(Directions)
Please show every line from the entries that carries the word "voltage".

•••

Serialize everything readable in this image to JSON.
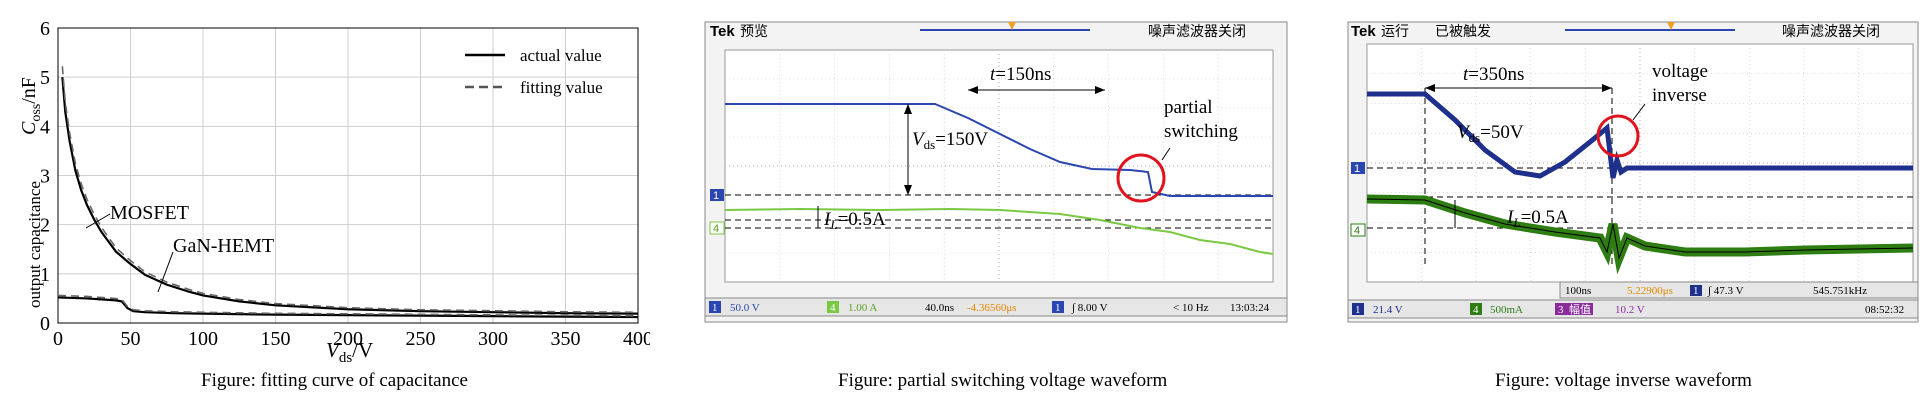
{
  "panels": {
    "left": {
      "caption": "Figure: fitting curve of capacitance"
    },
    "middle": {
      "caption": "Figure: partial switching voltage waveform"
    },
    "right": {
      "caption": "Figure: voltage inverse waveform"
    }
  },
  "chart_data": [
    {
      "type": "line",
      "xlabel_main": "V",
      "xlabel_sub": "ds",
      "xlabel_unit": "/V",
      "ylabel_upper_main": "C",
      "ylabel_upper_sub": "oss",
      "ylabel_upper_unit": "/nF",
      "ylabel_lower": "output capacitance",
      "xlim": [
        0,
        400
      ],
      "ylim": [
        0,
        6
      ],
      "x_ticks": [
        "0",
        "50",
        "100",
        "150",
        "200",
        "250",
        "300",
        "350",
        "400"
      ],
      "y_ticks": [
        "0",
        "1",
        "2",
        "3",
        "4",
        "5",
        "6"
      ],
      "grid": true,
      "legend_position": "top-right",
      "legend": [
        {
          "label": "actual value",
          "style": "solid"
        },
        {
          "label": "fitting value",
          "style": "dashed"
        }
      ],
      "annotations": [
        "MOSFET",
        "GaN-HEMT"
      ],
      "series": [
        {
          "name": "MOSFET",
          "x": [
            3,
            5,
            8,
            12,
            16,
            20,
            25,
            30,
            40,
            50,
            60,
            75,
            90,
            100,
            125,
            150,
            200,
            250,
            300,
            350,
            400
          ],
          "y": [
            5.0,
            4.3,
            3.7,
            3.1,
            2.7,
            2.4,
            2.1,
            1.85,
            1.45,
            1.2,
            0.98,
            0.78,
            0.64,
            0.56,
            0.44,
            0.36,
            0.28,
            0.24,
            0.22,
            0.2,
            0.19
          ]
        },
        {
          "name": "GaN-HEMT",
          "x": [
            0,
            10,
            20,
            30,
            40,
            44,
            48,
            52,
            60,
            80,
            100,
            150,
            200,
            250,
            300,
            350,
            400
          ],
          "y": [
            0.52,
            0.51,
            0.5,
            0.48,
            0.46,
            0.44,
            0.3,
            0.24,
            0.22,
            0.2,
            0.19,
            0.17,
            0.16,
            0.15,
            0.14,
            0.13,
            0.12
          ]
        }
      ]
    },
    {
      "type": "line",
      "scope_header": [
        "Tek",
        "预览",
        "噪声滤波器关闭"
      ],
      "annotations": {
        "t": "t",
        "t_value": "=150ns",
        "vds_main": "V",
        "vds_sub": "ds",
        "vds_value": "=150V",
        "il_main": "I",
        "il_sub": "L",
        "il_value": "=0.5A",
        "partial_line1": "partial",
        "partial_line2": "switching"
      },
      "channel_markers": [
        "1",
        "4"
      ],
      "status_bar": [
        "1",
        "50.0 V",
        "4",
        "1.00 A",
        "40.0ns",
        "-4.36560μs",
        "1",
        "∫ 8.00 V",
        "< 10 Hz",
        "13:03:24"
      ],
      "colors": {
        "channel1": "#2b46b0",
        "channel4": "#7ac943",
        "circle": "#e0141e"
      }
    },
    {
      "type": "line",
      "scope_header": [
        "Tek",
        "运行",
        "已被触发",
        "噪声滤波器关闭"
      ],
      "annotations": {
        "t": "t",
        "t_value": "=350ns",
        "vds_main": "V",
        "vds_sub": "ds",
        "vds_value": "=50V",
        "il_main": "I",
        "il_sub": "L",
        "il_value": "=0.5A",
        "inv_line1": "voltage",
        "inv_line2": "inverse"
      },
      "channel_markers": [
        "1",
        "4"
      ],
      "status_bar_top": [
        "100ns",
        "5.22900μs",
        "1",
        "∫ 47.3 V",
        "545.751kHz"
      ],
      "status_bar": [
        "1",
        "21.4 V",
        "4",
        "500mA",
        "3",
        "幅值",
        "10.2 V",
        "08:52:32"
      ],
      "colors": {
        "channel1": "#1f2f8c",
        "channel4": "#2e7d12",
        "circle": "#e0141e"
      }
    }
  ]
}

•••

(Task answer)
      "caption": "Figure: partial switching voltage waveform"
      "caption": "Figure: voltage inverse waveform"
        "inv_line1": "voltage",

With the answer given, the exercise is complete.